… under this motto I present you my music tip for the weekend.
Maybe one or the other discovers something new.
Consciously listening to music is, in my opinion, as important as reading a good book.
Today: Al Jarreau – Breakin’ Away
Al Jarreau, actually Alwyn Lopez Jarreau, (* March 12, 1940 in Milwaukee, Wisconsin; † February 12, 2017 in Los Angeles, California) was a U.S. jazz, pop, and rhythm-and-blues singer and songwriter.
Jarreau was the fifth of six children. The family was very poor and was characterized by great musicality. Jarreau sang his first solo in church at the age of four. His father, Emile Alphonse, a native of New Orleans, was a minister in the Seventh-day Adventist Church, but during World War II he worked in the A. O. Smith, so Jarreau never heard his father preach in church, only at home. His mother, Pearl Walker, was a church organist. As a child, Al Jarreau discovered improvisation through his brothers when he sang with them at home.
In his youth, he began performing in bars in his hometown. In one of them, he met Hungarian jazz pianist Laszlo Les Czimber (nicknamed “Tarzan”), who had fled Budapest for Milwaukee in 1956 after the popular uprising; he taught him how to work out songs. From 1958 to 1962, Jarreau studied psychology at Ripon College in Wisconsin, graduating with a Bachelor of Arts degree. While in college, he performed locally on weekends with a four-piece group called The Indigos. He then went on to complete a Master ‘s Degree in Vocational Rehabilitation at the University of Iowa.
In 1964, after six months of service in the Army Reserve, he went to San Francisco. There he led a kind of double life: Three times a week he performed in the evenings in a club with a trio led by the then unknown George Duke. During the day, he worked as a rehabilitation aide at the California Division and Rehabilitation Center, where he helped people with mental or physical disabilities integrate into the workforce. In 1965, as a student, he sang on weekends with the Joe Abodeely Trio and others at The Tender Trap, a club in Cedar Rapids. There he also met saxophonist J. R. Monterose, who taught him to sing or scat saxophone lines. A live performance was recorded and later appeared as a Record on the Bainbridge label under the title 1965 – Al Jarreau (also under The Masquerade Is Over or J. R. Monterose – Live at the Tender Trap released); the album includes such well-known standards as.
My Favourite Things
, Come Rain or Shine and
One Note Samba

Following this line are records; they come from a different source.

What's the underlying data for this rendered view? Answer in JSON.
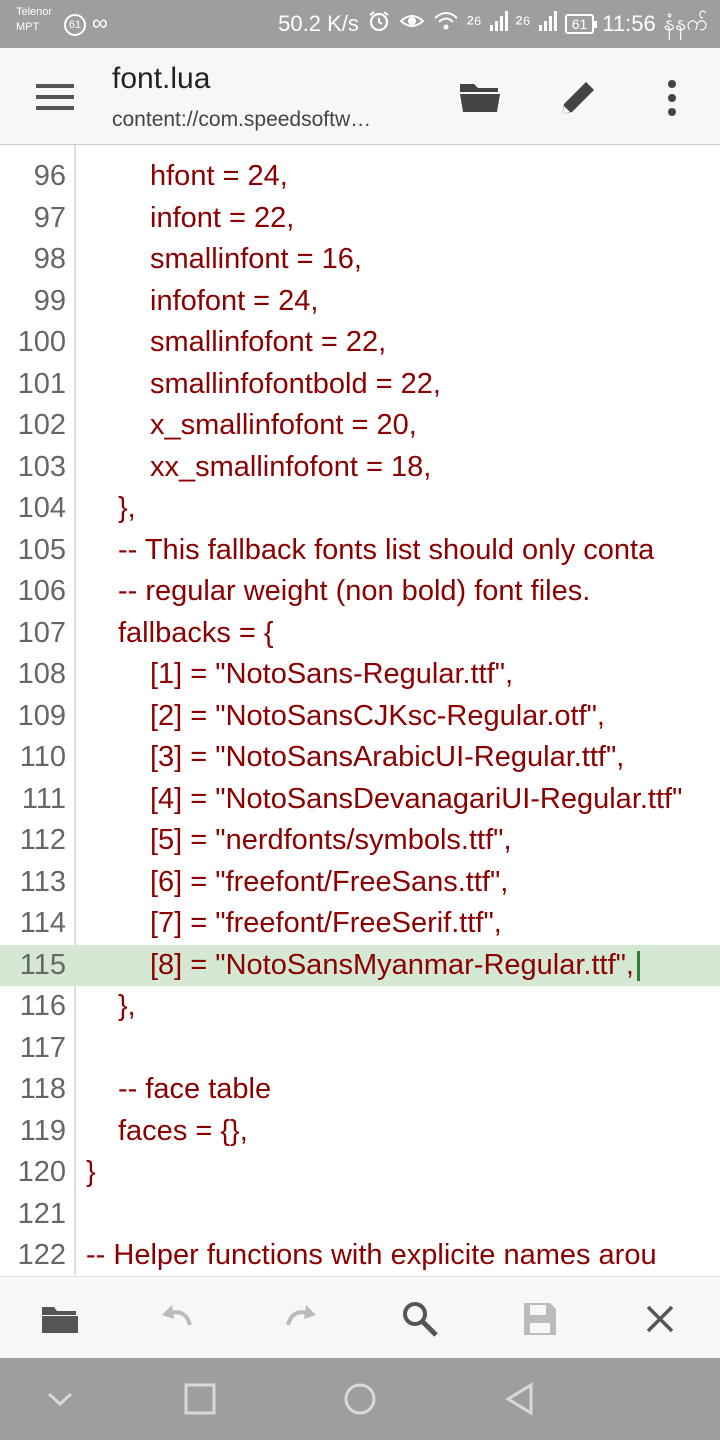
{
  "status": {
    "carrier_top": "Telenor",
    "carrier_bottom": "MPT",
    "notif_badge": "61",
    "infinity": "∞",
    "speed": "50.2 K/s",
    "net1": "²⁶",
    "net2": "²⁶",
    "battery": "61",
    "time": "11:56",
    "time_suffix": "နံနက်"
  },
  "toolbar": {
    "title": "font.lua",
    "subtitle": "content://com.speedsoftw…"
  },
  "editor": {
    "lines": [
      {
        "no": "96",
        "text": "hfont = 24,",
        "indent": 150
      },
      {
        "no": "97",
        "text": "infont = 22,",
        "indent": 150
      },
      {
        "no": "98",
        "text": "smallinfont = 16,",
        "indent": 150
      },
      {
        "no": "99",
        "text": "infofont = 24,",
        "indent": 150
      },
      {
        "no": "100",
        "text": "smallinfofont = 22,",
        "indent": 150
      },
      {
        "no": "101",
        "text": "smallinfofontbold = 22,",
        "indent": 150
      },
      {
        "no": "102",
        "text": "x_smallinfofont = 20,",
        "indent": 150
      },
      {
        "no": "103",
        "text": "xx_smallinfofont = 18,",
        "indent": 150
      },
      {
        "no": "104",
        "text": "},",
        "indent": 118
      },
      {
        "no": "105",
        "text": "-- This fallback fonts list should only conta",
        "indent": 118
      },
      {
        "no": "106",
        "text": "-- regular weight (non bold) font files.",
        "indent": 118
      },
      {
        "no": "107",
        "text": "fallbacks = {",
        "indent": 118
      },
      {
        "no": "108",
        "text": "[1] = \"NotoSans-Regular.ttf\",",
        "indent": 150
      },
      {
        "no": "109",
        "text": "[2] = \"NotoSansCJKsc-Regular.otf\",",
        "indent": 150
      },
      {
        "no": "110",
        "text": "[3] = \"NotoSansArabicUI-Regular.ttf\",",
        "indent": 150
      },
      {
        "no": "111",
        "text": "[4] = \"NotoSansDevanagariUI-Regular.ttf\"",
        "indent": 150
      },
      {
        "no": "112",
        "text": "[5] = \"nerdfonts/symbols.ttf\",",
        "indent": 150
      },
      {
        "no": "113",
        "text": "[6] = \"freefont/FreeSans.ttf\",",
        "indent": 150
      },
      {
        "no": "114",
        "text": "[7] = \"freefont/FreeSerif.ttf\",",
        "indent": 150
      },
      {
        "no": "115",
        "text": "[8] = \"NotoSansMyanmar-Regular.ttf\",",
        "indent": 150,
        "current": true
      },
      {
        "no": "116",
        "text": "},",
        "indent": 118
      },
      {
        "no": "117",
        "text": "",
        "indent": 118
      },
      {
        "no": "118",
        "text": "-- face table",
        "indent": 118
      },
      {
        "no": "119",
        "text": "faces = {},",
        "indent": 118
      },
      {
        "no": "120",
        "text": "}",
        "indent": 86
      },
      {
        "no": "121",
        "text": "",
        "indent": 86
      },
      {
        "no": "122",
        "text": "-- Helper functions with explicite names arou",
        "indent": 86
      }
    ]
  },
  "colors": {
    "code": "#8b0000",
    "current_line": "#d5e8d4",
    "bars": "#9e9e9e"
  }
}
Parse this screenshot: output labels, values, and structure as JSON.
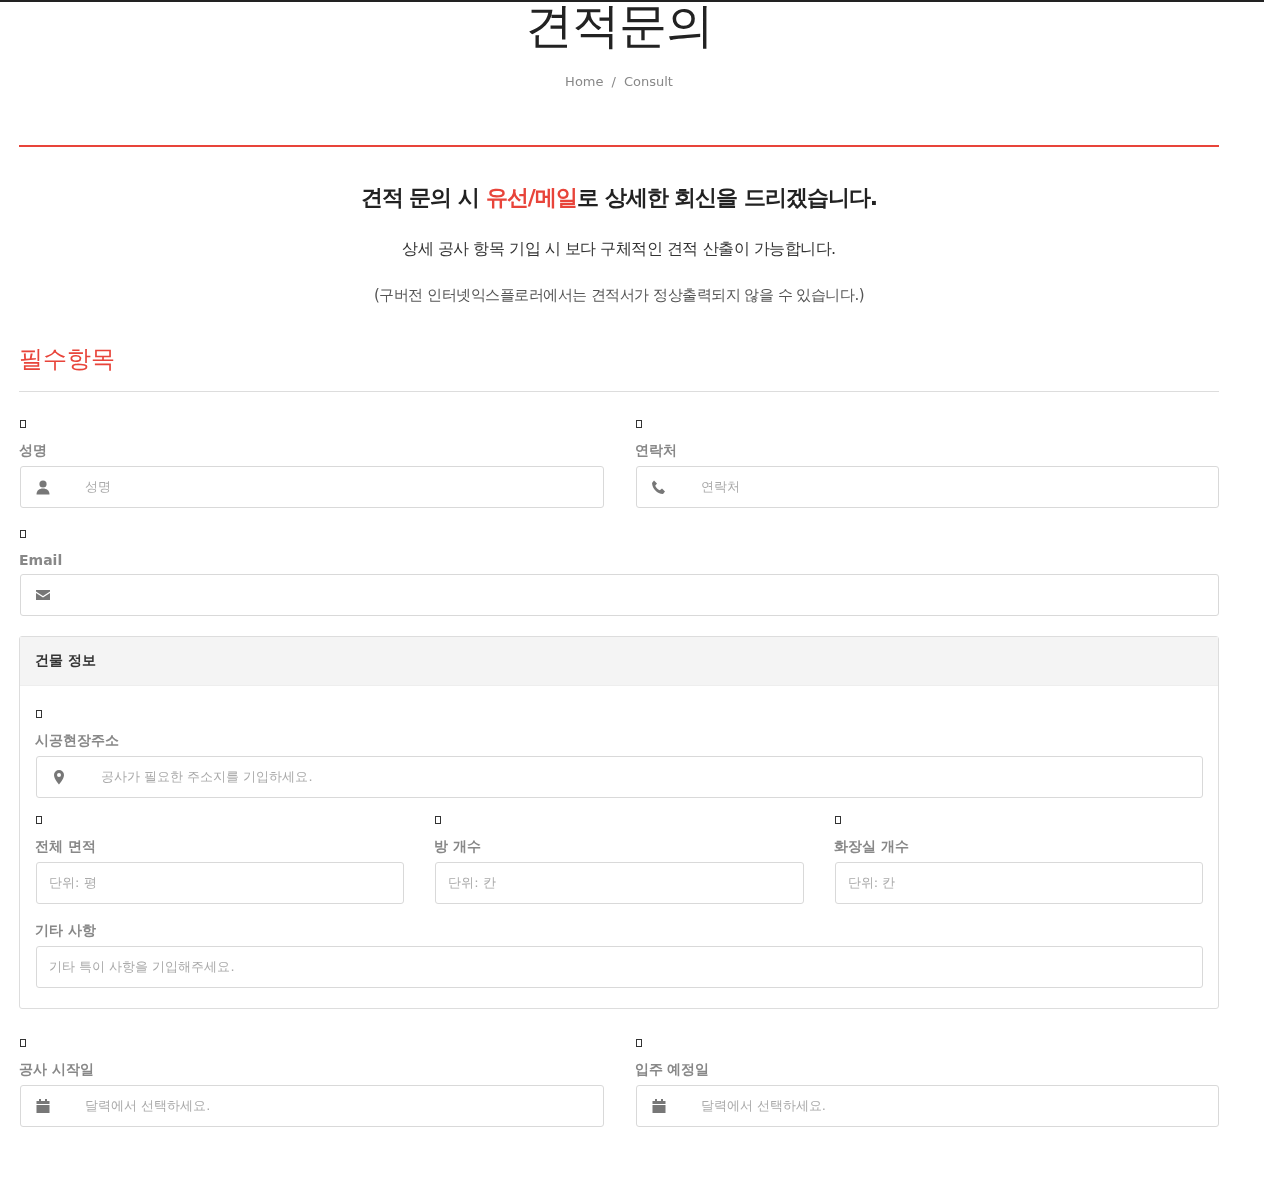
{
  "header": {
    "title": "견적문의",
    "breadcrumb": [
      "Home",
      "Consult"
    ],
    "separator": "/"
  },
  "intro": {
    "headline": [
      {
        "text": "견적 문의 시 ",
        "highlight": false
      },
      {
        "text": "유선/메일",
        "highlight": true
      },
      {
        "text": "로 상세한 회신을 드리겠습니다.",
        "highlight": false
      }
    ],
    "lines": [
      "상세 공사 항목 기입 시 보다 구체적인 견적 산출이 가능합니다.",
      "(구버전 인터넷익스플로러에서는 견적서가 정상출력되지 않을 수 있습니다.)"
    ]
  },
  "section_title": "필수항목",
  "rows": [
    {
      "fields": [
        {
          "label": "성명",
          "marker": true,
          "kind": "person",
          "placeholder": "성명"
        },
        {
          "label": "연락처",
          "marker": true,
          "kind": "phone",
          "placeholder": "연락처"
        }
      ]
    },
    {
      "fields": [
        {
          "label": "Email",
          "marker": true,
          "kind": "envelope"
        }
      ]
    }
  ],
  "panel": {
    "title": "건물 정보",
    "rows": [
      {
        "fields": [
          {
            "label": "시공현장주소",
            "marker": true,
            "kind": "address",
            "placeholder": "공사가 필요한 주소지를 기입하세요."
          }
        ]
      },
      {
        "fields": [
          {
            "label": "전체 면적",
            "marker": true,
            "kind": "plain",
            "placeholder": "단위: 평"
          },
          {
            "label": "방 개수",
            "marker": true,
            "kind": "plain",
            "placeholder": "단위: 칸"
          },
          {
            "label": "화장실 개수",
            "marker": true,
            "kind": "plain",
            "placeholder": "단위: 칸"
          }
        ]
      },
      {
        "fields": [
          {
            "label": "기타 사항",
            "marker": false,
            "kind": "plain",
            "placeholder": "기타 특이 사항을 기입해주세요."
          }
        ]
      }
    ]
  },
  "date_rows": [
    {
      "fields": [
        {
          "label": "공사 시작일",
          "marker": true,
          "kind": "date",
          "placeholder": "달력에서 선택하세요."
        },
        {
          "label": "입주 예정일",
          "marker": true,
          "kind": "date",
          "placeholder": "달력에서 선택하세요."
        }
      ]
    }
  ]
}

With Brazilian guitarist Julio Martinez, whom he met in 1968, Jarreau performed as a duo at Gatsby’s in Sausalito. It was also during this time that he discovered his love for bossa nova and developed his signature instrumentally inspired vocal style. Although he described working as a social worker as his dream job, because he had always wanted to help other people in some way. In 1969, however, he decided to devote himself entirely to music and quit his job, as the double burden was too strenuous in the long run.
Also such a record, from my brother’s record collection, which influenced me a lot. I have listened to this disc up and down. I can still sing along with almost every song today. 🙂
Have fun listening to this album !
Your Chris Weigold
P.S.: Maybe you enjoy the listening pleasure together with a Glass of wine from our “Orchestra of Cultures Edition”.